**Instructions for the task**:
Could you return each entry below exactly as written, minus any pictures?

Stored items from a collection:
────────
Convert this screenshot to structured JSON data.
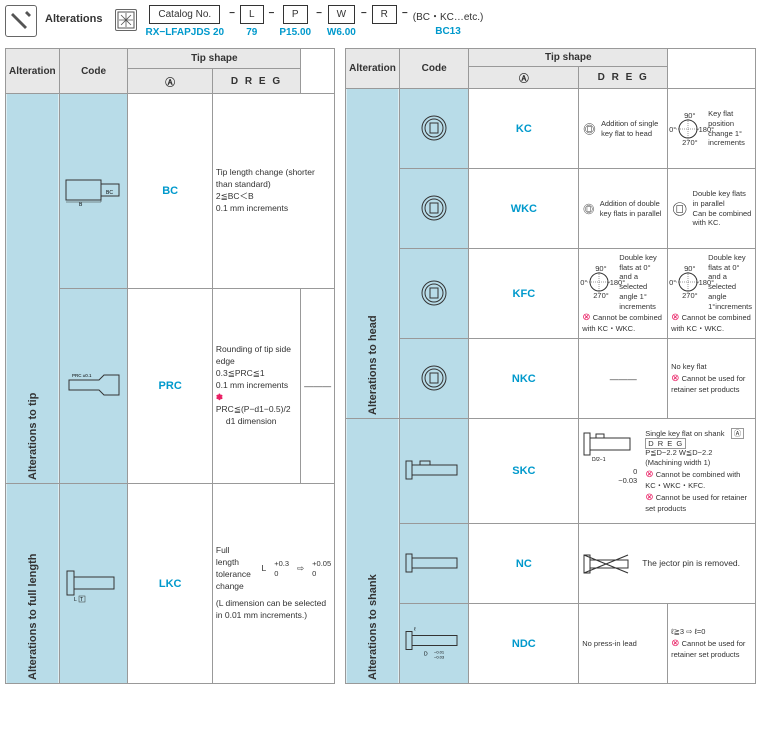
{
  "header": {
    "title": "Alterations",
    "order_label": "Catalog No.",
    "catalog_no": "RX−LFAPJDS 20",
    "L_label": "L",
    "L_val": "79",
    "P_label": "P",
    "P_val": "P15.00",
    "W_label": "W",
    "W_val": "W6.00",
    "R_label": "R",
    "suffix": "(BC・KC…etc.)",
    "suffix_val": "BC13"
  },
  "th": {
    "alteration": "Alteration",
    "code": "Code",
    "tipshape": "Tip shape",
    "a": "Ⓐ",
    "dreg": "D R E G"
  },
  "sections": {
    "tip": "Alterations to tip",
    "full": "Alterations to full length",
    "head": "Alterations to head",
    "shank": "Alterations to shank"
  },
  "rows": {
    "bc": {
      "code": "BC",
      "desc": "Tip length change (shorter than standard)\n2≦BC＜B\n0.1 mm increments"
    },
    "prc": {
      "code": "PRC",
      "l1": "Rounding of tip side edge",
      "l2": "0.3≦PRC≦1",
      "l3": "0.1 mm increments",
      "l4": "PRC≦(P−d1−0.5)/2",
      "l5": "d1 dimension",
      "dash": "———"
    },
    "lkc": {
      "code": "LKC",
      "l1": "Full length tolerance change",
      "l2": "L",
      "tol1": "+0.3",
      "tol2": "0",
      "arr": "⇨",
      "tol3": "+0.05",
      "tol4": "0",
      "l3": "(L dimension can be selected in 0.01 mm increments.)"
    },
    "kc": {
      "code": "KC",
      "a": "Addition of single key flat to head",
      "d": "Key flat position change 1° increments",
      "angles": {
        "t": "90°",
        "l": "0°",
        "r": "-180°",
        "b": "270°"
      }
    },
    "wkc": {
      "code": "WKC",
      "a": "Addition of double key flats in parallel",
      "d": "Double key flats in parallel\nCan be combined with KC."
    },
    "kfc": {
      "code": "KFC",
      "a": "Double key flats at 0° and a selected angle 1° increments",
      "d": "Double key flats at 0° and a selected angle 1°increments",
      "warn": "Cannot be combined with KC・WKC.",
      "warn2": "Cannot be combined with KC・WKC."
    },
    "nkc": {
      "code": "NKC",
      "dash": "———",
      "d": "No key flat",
      "warn": "Cannot be used for retainer set products"
    },
    "skc": {
      "code": "SKC",
      "t1": "Single key flat on shank",
      "dreg": "D R E G",
      "t3": "P≦D−2.2  W≦D−2.2",
      "t4": "(Machining width 1)",
      "warn1": "Cannot be combined with KC・WKC・KFC.",
      "warn2": "Cannot be used for retainer set products",
      "dim": "D−1",
      "tol": "0",
      "tol2": "−0.03",
      "dim2": "D",
      "dim3": "2"
    },
    "nc": {
      "code": "NC",
      "d": "The jector pin is removed."
    },
    "ndc": {
      "code": "NDC",
      "l1": "No press-in lead",
      "l2": "ℓ≧3 ⇨ ℓ=0",
      "warn": "Cannot be used for retainer set products",
      "lbl": "ℓ",
      "lbl2": "D",
      "tol1": "−0.01",
      "tol2": "−0.03"
    }
  },
  "alt_dim": {
    "bc": "BC",
    "b": "B",
    "prc": "PRC ±0.1",
    "lt": "L",
    "t": "T"
  }
}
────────
**Finished task**:
Convert this screenshot to structured JSON data.
{
  "header": {
    "title": "Alterations",
    "order_label": "Catalog No.",
    "catalog_no": "RX−LFAPJDS 20",
    "L_label": "L",
    "L_val": "79",
    "P_label": "P",
    "P_val": "P15.00",
    "W_label": "W",
    "W_val": "W6.00",
    "R_label": "R",
    "suffix": "(BC・KC…etc.)",
    "suffix_val": "BC13"
  },
  "th": {
    "alteration": "Alteration",
    "code": "Code",
    "tipshape": "Tip shape",
    "a": "Ⓐ",
    "dreg": "D R E G"
  },
  "sections": {
    "tip": "Alterations to tip",
    "full": "Alterations to full length",
    "head": "Alterations to head",
    "shank": "Alterations to shank"
  },
  "rows": {
    "bc": {
      "code": "BC",
      "desc": "Tip length change (shorter than standard)\n2≦BC＜B\n0.1 mm increments"
    },
    "prc": {
      "code": "PRC",
      "l1": "Rounding of tip side edge",
      "l2": "0.3≦PRC≦1",
      "l3": "0.1 mm increments",
      "l4": "PRC≦(P−d1−0.5)/2",
      "l5": "d1 dimension",
      "dash": "———"
    },
    "lkc": {
      "code": "LKC",
      "l1": "Full length tolerance change",
      "l2": "L",
      "tol1": "+0.3",
      "tol2": "0",
      "arr": "⇨",
      "tol3": "+0.05",
      "tol4": "0",
      "l3": "(L dimension can be selected in 0.01 mm increments.)"
    },
    "kc": {
      "code": "KC",
      "a": "Addition of single key flat to head",
      "d": "Key flat position change 1° increments",
      "angles": {
        "t": "90°",
        "l": "0°",
        "r": "-180°",
        "b": "270°"
      }
    },
    "wkc": {
      "code": "WKC",
      "a": "Addition of double key flats in parallel",
      "d": "Double key flats in parallel\nCan be combined with KC."
    },
    "kfc": {
      "code": "KFC",
      "a": "Double key flats at 0° and a selected angle 1° increments",
      "d": "Double key flats at 0° and a selected angle 1°increments",
      "warn": "Cannot be combined with KC・WKC.",
      "warn2": "Cannot be combined with KC・WKC."
    },
    "nkc": {
      "code": "NKC",
      "dash": "———",
      "d": "No key flat",
      "warn": "Cannot be used for retainer set products"
    },
    "skc": {
      "code": "SKC",
      "t1": "Single key flat on shank",
      "dreg": "D R E G",
      "t3": "P≦D−2.2  W≦D−2.2",
      "t4": "(Machining width 1)",
      "warn1": "Cannot be combined with KC・WKC・KFC.",
      "warn2": "Cannot be used for retainer set products",
      "dim": "D−1",
      "tol": "0",
      "tol2": "−0.03",
      "dim2": "D",
      "dim3": "2"
    },
    "nc": {
      "code": "NC",
      "d": "The jector pin is removed."
    },
    "ndc": {
      "code": "NDC",
      "l1": "No press-in lead",
      "l2": "ℓ≧3 ⇨ ℓ=0",
      "warn": "Cannot be used for retainer set products",
      "lbl": "ℓ",
      "lbl2": "D",
      "tol1": "−0.01",
      "tol2": "−0.03"
    }
  },
  "alt_dim": {
    "bc": "BC",
    "b": "B",
    "prc": "PRC ±0.1",
    "lt": "L",
    "t": "T"
  }
}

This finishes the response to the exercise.